> [WHAT YOU WILL DO]:
This exercise calls for an exact copy of the listing, with no pictures kept.

--- START ---

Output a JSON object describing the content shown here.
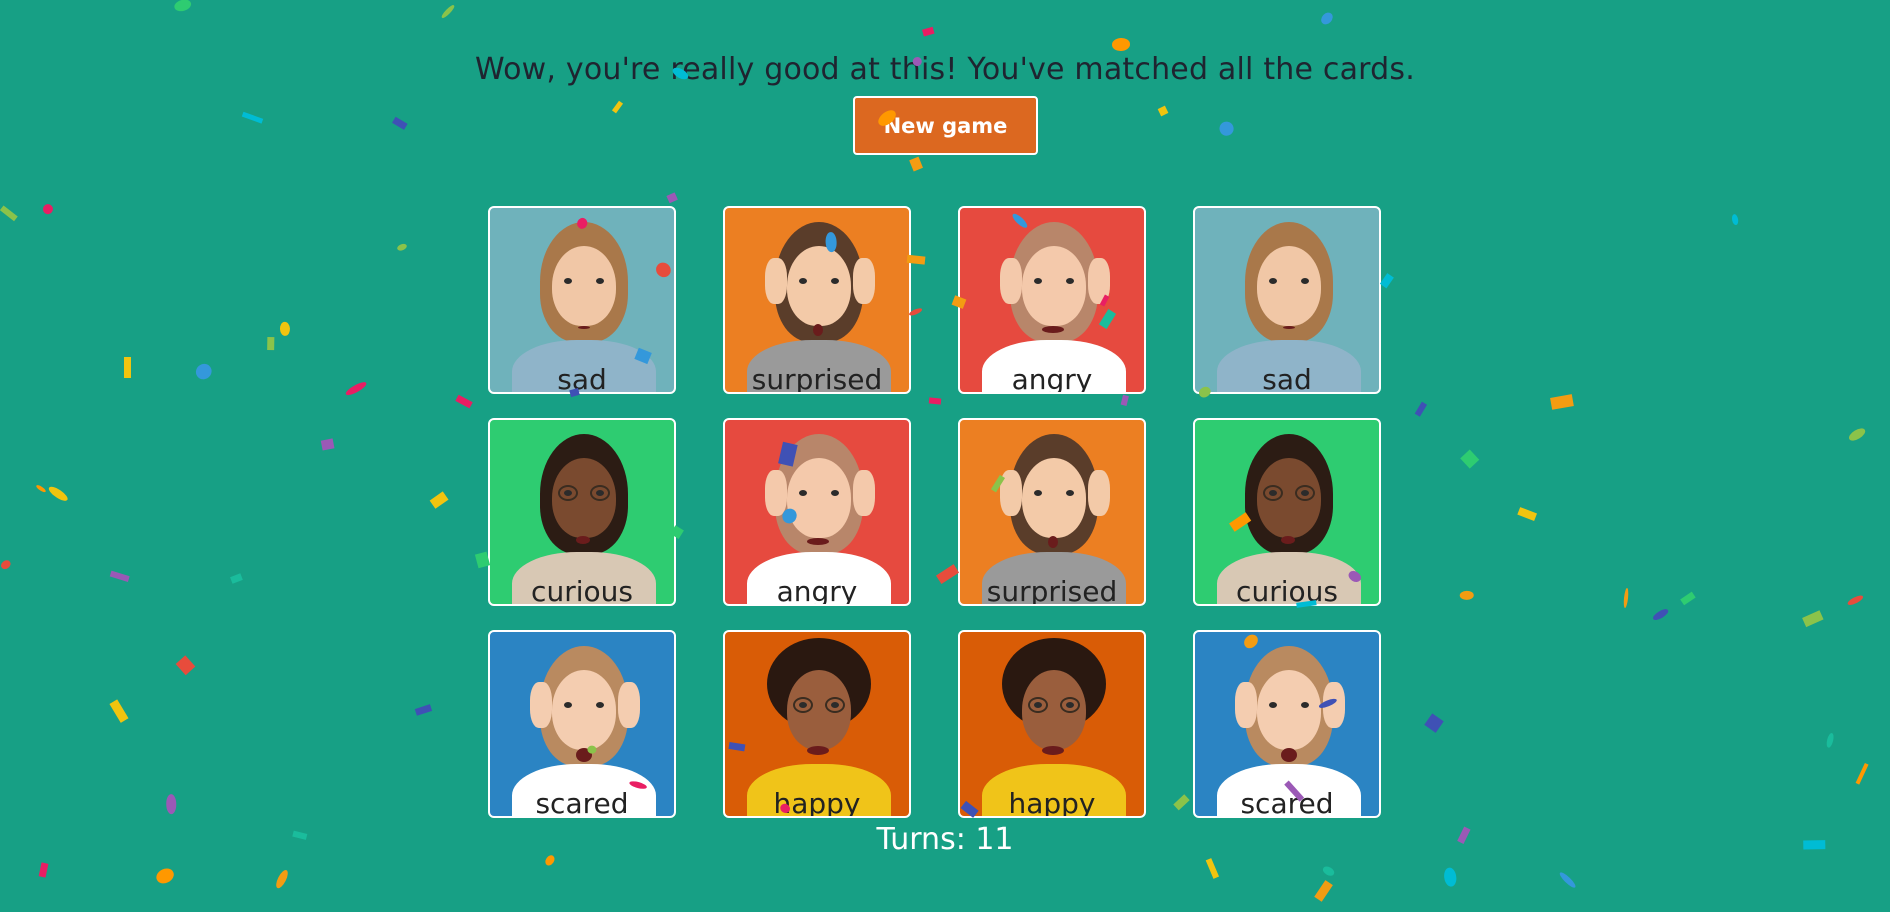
{
  "message": "Wow, you're really good at this! You've matched all the cards.",
  "new_game_label": "New game",
  "turns_label": "Turns: 11",
  "colors": {
    "background": "#17a085",
    "button": "#dc6820",
    "text_dark": "#1f2430",
    "card_border": "#ffffff"
  },
  "cards": [
    {
      "label": "sad",
      "bg": "#6fb2bb",
      "kind": "girl-sad",
      "matched": true
    },
    {
      "label": "surprised",
      "bg": "#ec7f22",
      "kind": "boy-surprised",
      "matched": true
    },
    {
      "label": "angry",
      "bg": "#e64a3f",
      "kind": "girl-angry",
      "matched": true
    },
    {
      "label": "sad",
      "bg": "#6fb2bb",
      "kind": "girl-sad",
      "matched": true
    },
    {
      "label": "curious",
      "bg": "#2ecc71",
      "kind": "man-curious",
      "matched": true
    },
    {
      "label": "angry",
      "bg": "#e64a3f",
      "kind": "girl-angry",
      "matched": true
    },
    {
      "label": "surprised",
      "bg": "#ec7f22",
      "kind": "boy-surprised",
      "matched": true
    },
    {
      "label": "curious",
      "bg": "#2ecc71",
      "kind": "man-curious",
      "matched": true
    },
    {
      "label": "scared",
      "bg": "#2b84c3",
      "kind": "boy-scared",
      "matched": true
    },
    {
      "label": "happy",
      "bg": "#d95c06",
      "kind": "woman-happy",
      "matched": true
    },
    {
      "label": "happy",
      "bg": "#d95c06",
      "kind": "woman-happy",
      "matched": true
    },
    {
      "label": "scared",
      "bg": "#2b84c3",
      "kind": "boy-scared",
      "matched": true
    }
  ]
}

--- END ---

> [SOLUTION TO THIS EXERCISE]:
Output a JSON object describing the content shown here.
{
  "message": "Wow, you're really good at this! You've matched all the cards.",
  "new_game_label": "New game",
  "turns_label": "Turns: 11",
  "colors": {
    "background": "#17a085",
    "button": "#dc6820",
    "text_dark": "#1f2430",
    "card_border": "#ffffff"
  },
  "cards": [
    {
      "label": "sad",
      "bg": "#6fb2bb",
      "kind": "girl-sad",
      "matched": true
    },
    {
      "label": "surprised",
      "bg": "#ec7f22",
      "kind": "boy-surprised",
      "matched": true
    },
    {
      "label": "angry",
      "bg": "#e64a3f",
      "kind": "girl-angry",
      "matched": true
    },
    {
      "label": "sad",
      "bg": "#6fb2bb",
      "kind": "girl-sad",
      "matched": true
    },
    {
      "label": "curious",
      "bg": "#2ecc71",
      "kind": "man-curious",
      "matched": true
    },
    {
      "label": "angry",
      "bg": "#e64a3f",
      "kind": "girl-angry",
      "matched": true
    },
    {
      "label": "surprised",
      "bg": "#ec7f22",
      "kind": "boy-surprised",
      "matched": true
    },
    {
      "label": "curious",
      "bg": "#2ecc71",
      "kind": "man-curious",
      "matched": true
    },
    {
      "label": "scared",
      "bg": "#2b84c3",
      "kind": "boy-scared",
      "matched": true
    },
    {
      "label": "happy",
      "bg": "#d95c06",
      "kind": "woman-happy",
      "matched": true
    },
    {
      "label": "happy",
      "bg": "#d95c06",
      "kind": "woman-happy",
      "matched": true
    },
    {
      "label": "scared",
      "bg": "#2b84c3",
      "kind": "boy-scared",
      "matched": true
    }
  ]
}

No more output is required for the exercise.